#### Various graphing technology, such as the TI-81, TI-82, TI-83, TI-85, TI-86, TI-89, TI-92. Ohio State Grapher, xFunction, Theorist, Graphing Calculator 3.2, and Derive, can be readily used with parametric equations. Try Graphing Calculator 3.2 or xFunction for what is probably the friendliest software.

1. Graph

As you can see, the solution appears to be a circle with center at the origin and a radius of 1.

In order to further investigate, I will observe the parametric equations

for various a's and b's.

Let's observe some examples:

1) a=b

It is obvious that when a=b, then the solution will always be a circle about the origin with a radius of 1.

2)a=2

As you can see, when a=2, then the solution is a series of curves that look like loops.

The number of loops depends on b. You can see that the number of loops = 1/2(b).

3) b=2

These graphs look very different, so I will look at the ones where a is odd first. When a is odd, you can see that there are always 2 maxs and mins for y, and there are a maxs and mins for x.

When a is even, there appears to only be one max and min for y and 1/2(a) maxs and mins for x. When a=4, this notion is not true.

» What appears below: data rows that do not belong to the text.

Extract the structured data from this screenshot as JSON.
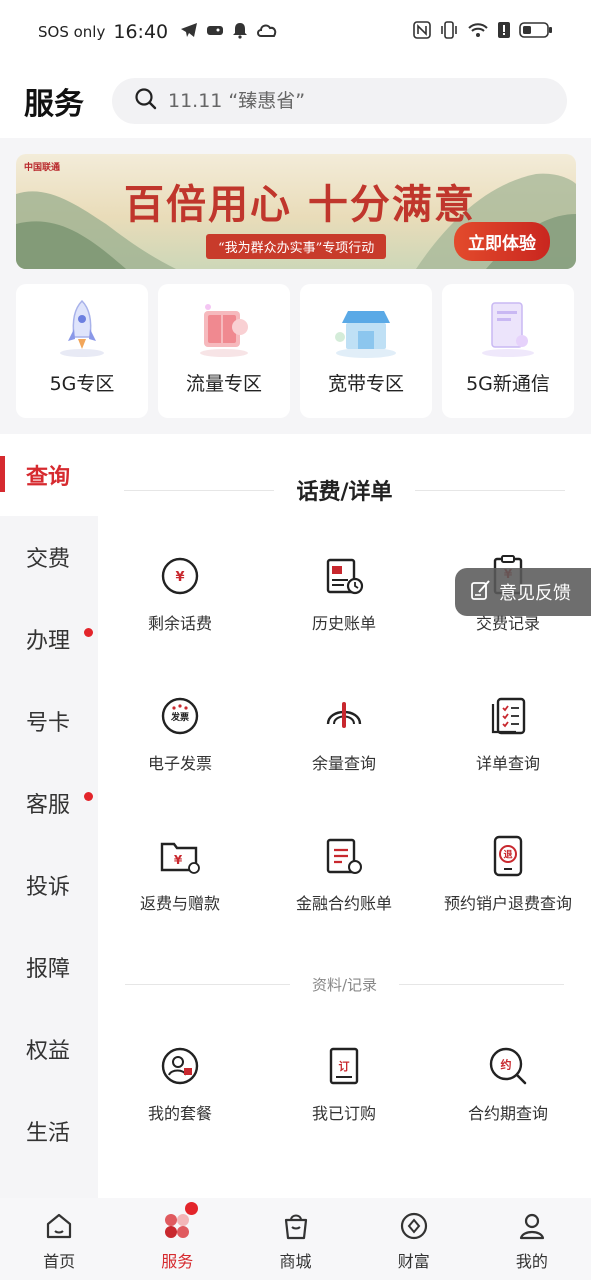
{
  "status": {
    "carrier": "SOS only",
    "time": "16:40"
  },
  "header": {
    "title": "服务",
    "search_placeholder": "11.11 “臻惠省”"
  },
  "banner": {
    "logo_text": "中国联通",
    "slogan": "百倍用心 十分满意",
    "subtitle": "“我为群众办实事”专项行动",
    "cta": "立即体验"
  },
  "quick_cards": [
    {
      "label": "5G专区",
      "icon": "rocket-icon"
    },
    {
      "label": "流量专区",
      "icon": "data-box-icon"
    },
    {
      "label": "宽带专区",
      "icon": "broadband-store-icon"
    },
    {
      "label": "5G新通信",
      "icon": "phone-message-icon"
    }
  ],
  "sidebar": {
    "items": [
      {
        "label": "查询",
        "active": true,
        "dot": false
      },
      {
        "label": "交费",
        "active": false,
        "dot": false
      },
      {
        "label": "办理",
        "active": false,
        "dot": true
      },
      {
        "label": "号卡",
        "active": false,
        "dot": false
      },
      {
        "label": "客服",
        "active": false,
        "dot": true
      },
      {
        "label": "投诉",
        "active": false,
        "dot": false
      },
      {
        "label": "报障",
        "active": false,
        "dot": false
      },
      {
        "label": "权益",
        "active": false,
        "dot": false
      },
      {
        "label": "生活",
        "active": false,
        "dot": false
      }
    ]
  },
  "section_bill": {
    "title": "话费/详单",
    "items": [
      {
        "label": "剩余话费",
        "icon": "yuan-circle-icon"
      },
      {
        "label": "历史账单",
        "icon": "bill-history-icon"
      },
      {
        "label": "交费记录",
        "icon": "payment-record-icon"
      },
      {
        "label": "电子发票",
        "icon": "invoice-icon"
      },
      {
        "label": "余量查询",
        "icon": "gauge-icon"
      },
      {
        "label": "详单查询",
        "icon": "checklist-icon"
      },
      {
        "label": "返费与赠款",
        "icon": "wallet-icon"
      },
      {
        "label": "金融合约账单",
        "icon": "contract-bill-icon"
      },
      {
        "label": "预约销户退费查询",
        "icon": "refund-phone-icon"
      }
    ]
  },
  "section_records": {
    "title": "资料/记录",
    "items": [
      {
        "label": "我的套餐",
        "icon": "user-package-icon"
      },
      {
        "label": "我已订购",
        "icon": "ordered-icon"
      },
      {
        "label": "合约期查询",
        "icon": "contract-search-icon"
      }
    ]
  },
  "feedback": {
    "label": "意见反馈"
  },
  "bottom_nav": [
    {
      "label": "首页",
      "icon": "home-icon",
      "active": false
    },
    {
      "label": "服务",
      "icon": "service-icon",
      "active": true
    },
    {
      "label": "商城",
      "icon": "shop-bag-icon",
      "active": false
    },
    {
      "label": "财富",
      "icon": "wealth-icon",
      "active": false
    },
    {
      "label": "我的",
      "icon": "profile-icon",
      "active": false
    }
  ],
  "colors": {
    "accent": "#d62a2f",
    "icon_red": "#c8282e",
    "sidebar_bg": "#f5f5f7"
  }
}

This makes me wonder if this is because a=2b. So, now I will look at some of these examples.

4)a=2b

So, it is true that when a=2b the graph is always in this shape.

5) Some other fun examples

As you can see from these examples, the number of maxs and mins for x is always a, and the number of maxs and mins for y is always b. Another observation is that the graph is always in the boundaries -1<x<1 and -1<y<1.

Another way to help me further my investigation is to look at the parametric equations

for various a's and b's.

Let's observe some examples.

1)a=b

It is obvious that when a=b, the solution is a circle with center at the origin and radius equal to a and b (r=a=b).

2)Some other fun examples

As you can see, the solution is always an ellipse with the center at the origin and the x max=a, x min=-a, y max=b, and y min= -b.